 * The Proximity (PS) output data can be set to 12-bit or 16-bit resolution.
 * 
 * \author MikroE Team
 *
 */
// ------------------------------------------------------------------- INCLUDES

#include "board.h"
#include "log.h"
#include "proximity9.h"

// ------------------------------------------------------------------ VARIABLES

static proximity9_t proximity9;
static log_t logger;

// ------------------------------------------------------ APPLICATION FUNCTIONS

void application_init ( void )
{
    log_cfg_t log_cfg;
    proximity9_cfg_t cfg;

    /** 
     * Logger initialization.
     * Default baud rate: 115200
     * Default log level: LOG_LEVEL_DEBUG
     * @note If USB_UART_RX and USB_UART_TX 
     * are defined as HAL_PIN_NC, you will 
     * need to define them manually for log to work. 
     * See @b LOG_MAP_USB_UART macro definition for detailed explanation.
     */
    LOG_MAP_USB_UART( log_cfg );
    log_init( &logger, &log_cfg );
    log_info( &logger, "---- Application Init ----" );

    //  Click initialization.

    proximity9_cfg_setup( &cfg );
    PROXIMITY9_MAP_MIKROBUS( cfg, MIKROBUS_1 );
    proximity9_init( &proximity9, &cfg );

    proximity9_default_cfg( &proximity9 );

    log_printf( &logger, "** Proximity 9 is initialized ** \r\n" );
    log_printf( &logger, "************************************ \r\n" );
    Delay_ms( 300 );
}

void application_task ( )
{
    uint8_t int_check;
    uint16_t prox_data;
    float als_data;
    uint8_t temp;

    als_data = proximity9_get_als_lux( &proximity9 );
    proximity9_read_register( &proximity9, PROXIMITY9_PS_DATA_REG, &prox_data );
    temp = PROXIMITY9_PS_IF_CLOSE_FLAG | PROXIMITY9_PS_IF_AWAY_FLAG;
    int_check = proximity9_check_int_flag( &proximity9, temp );
    
    log_printf( &logger, "** ALS: %.2f lux \r\n", als_data );
    log_printf( &logger, "** PROXIMITY: %d \r\n", prox_data );
    
    if ( int_check == PROXIMITY9_PS_IF_CLOSE_FLAG )
    {
        log_printf( &logger, "** Object is close! \r\n" );
        log_printf( &logger, "************************************ \r\n" );
        Delay_ms( 1000 );
    }
    if ( int_check == PROXIMITY9_PS_IF_AWAY_FLAG )
    {
        log_printf( &logger, "** Object is away!\r\n" );
        log_printf( &logger, "************************************ \r\n" );
        Delay_ms( 1000 );
    }
    if ( int_check == PROXIMITY9_INT_CLEARED )
    {
        log_printf( &logger, "************************************ \r\n" );
        Delay_ms( 1000 );
    }
}

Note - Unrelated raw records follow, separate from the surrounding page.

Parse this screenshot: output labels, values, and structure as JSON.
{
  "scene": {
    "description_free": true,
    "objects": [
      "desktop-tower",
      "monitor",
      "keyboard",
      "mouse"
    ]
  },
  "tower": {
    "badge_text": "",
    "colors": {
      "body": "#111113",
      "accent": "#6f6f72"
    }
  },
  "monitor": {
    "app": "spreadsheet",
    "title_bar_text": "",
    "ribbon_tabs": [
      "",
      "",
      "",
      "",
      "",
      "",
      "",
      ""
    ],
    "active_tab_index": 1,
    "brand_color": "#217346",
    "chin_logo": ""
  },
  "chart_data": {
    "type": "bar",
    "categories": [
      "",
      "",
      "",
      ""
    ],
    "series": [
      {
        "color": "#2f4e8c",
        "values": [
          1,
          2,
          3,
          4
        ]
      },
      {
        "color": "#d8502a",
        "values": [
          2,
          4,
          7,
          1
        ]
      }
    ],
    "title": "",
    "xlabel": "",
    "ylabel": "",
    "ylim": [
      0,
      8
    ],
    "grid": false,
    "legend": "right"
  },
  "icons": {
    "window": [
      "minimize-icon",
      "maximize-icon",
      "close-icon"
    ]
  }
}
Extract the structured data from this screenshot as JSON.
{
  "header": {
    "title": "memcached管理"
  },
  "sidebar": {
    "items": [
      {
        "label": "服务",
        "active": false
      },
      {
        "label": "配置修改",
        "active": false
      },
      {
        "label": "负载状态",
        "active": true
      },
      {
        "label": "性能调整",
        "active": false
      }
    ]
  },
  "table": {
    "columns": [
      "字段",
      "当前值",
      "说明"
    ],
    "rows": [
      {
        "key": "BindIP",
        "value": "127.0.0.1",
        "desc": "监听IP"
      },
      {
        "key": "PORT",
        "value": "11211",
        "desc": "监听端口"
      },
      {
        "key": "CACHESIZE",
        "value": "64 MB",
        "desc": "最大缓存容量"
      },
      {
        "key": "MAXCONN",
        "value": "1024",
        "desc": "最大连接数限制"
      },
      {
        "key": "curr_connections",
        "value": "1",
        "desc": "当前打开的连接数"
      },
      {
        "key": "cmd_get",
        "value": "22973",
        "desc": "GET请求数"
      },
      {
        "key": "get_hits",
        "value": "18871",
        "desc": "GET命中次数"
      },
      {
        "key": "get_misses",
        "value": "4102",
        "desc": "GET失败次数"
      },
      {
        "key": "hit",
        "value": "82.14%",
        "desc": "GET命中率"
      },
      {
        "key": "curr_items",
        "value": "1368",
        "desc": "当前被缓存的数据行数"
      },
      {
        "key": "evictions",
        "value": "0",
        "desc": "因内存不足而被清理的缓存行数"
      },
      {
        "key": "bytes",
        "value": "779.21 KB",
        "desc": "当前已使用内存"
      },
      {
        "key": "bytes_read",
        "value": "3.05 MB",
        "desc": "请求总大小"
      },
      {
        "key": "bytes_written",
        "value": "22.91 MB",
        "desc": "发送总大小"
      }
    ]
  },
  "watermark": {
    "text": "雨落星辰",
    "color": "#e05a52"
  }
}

void main ( void )
{
    application_init( );

    for ( ; ; )
    {
        application_task( );
    }
}


// ------------------------------------------------------------------------ END

Additional Support

Resources